A Trip to the Zoo in Phoenix

The zoo can be a great place to begin to study animal behavior to help make you a better wildlife photographer.

When I photograph wildlife, I try to get behavior images that I believe have a bit more impact than capturing the animals while they are stock still. The secret to making that work is learning and knowing an animal’s micro-movements that occur just before they are about to do something different. Often you will see a small twitch. A turn of the head or some other indication they are about to move. The only way to see that is to watch intently over long periods of time and patterns will begin to emerge.

phoenix zoo primatesPrimates in the Phoenix Zoo. I had to be exceptionally patient in waiting for eye contact with these Gibbon (buff cheeked?) monkeys.

orangutan at Phoenix ZooAgain, I was waiting for eye position helped make this a more moving portrait of the orangutan. This image was captured at 1/30th of a second handheld with an 800mm equivalent lens. (see my camera notes below)

jaguar at zoo in phoenixA beautiful animal, the jaguar, looks to another across the pen.

baboon at zooThis baboon appears lost in thought. Primates being as close to human expression as you can get in the animal kingdom keep me interested for long periods of time.

One of the things I find extremely helpful in photographing wildlife is a lens with a long reach. This can allow you to fill the frame with your subject. All of these images were made with the Lumix GH5 and the Leica 100-400mm DG Vario-Elmar f4.0-6.3 lens. The five-axis image stabilization and the lens stabilizer working together allow for hand-holding and getting sharp images. The jaguar was at 1/800th of a second. The Gibbons were at 1/320th of a second. If an animal is still such as the baboon, the 1/160th of a second is no problem at all.

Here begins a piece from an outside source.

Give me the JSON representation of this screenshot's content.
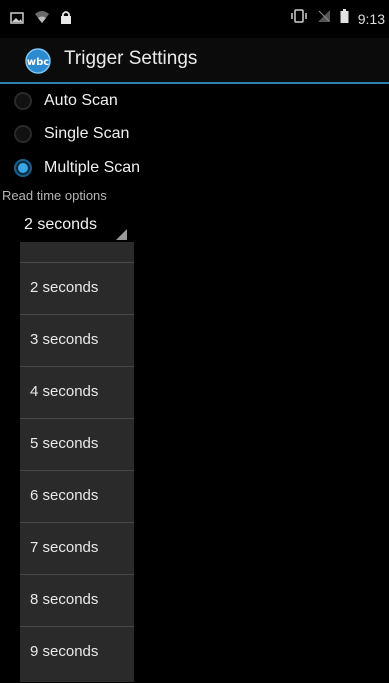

The tools we have at our beck and call are kinda amazing and allow us to capture photos that were virtually impossible only a few years ago.

Yours in creative Photography,       Bob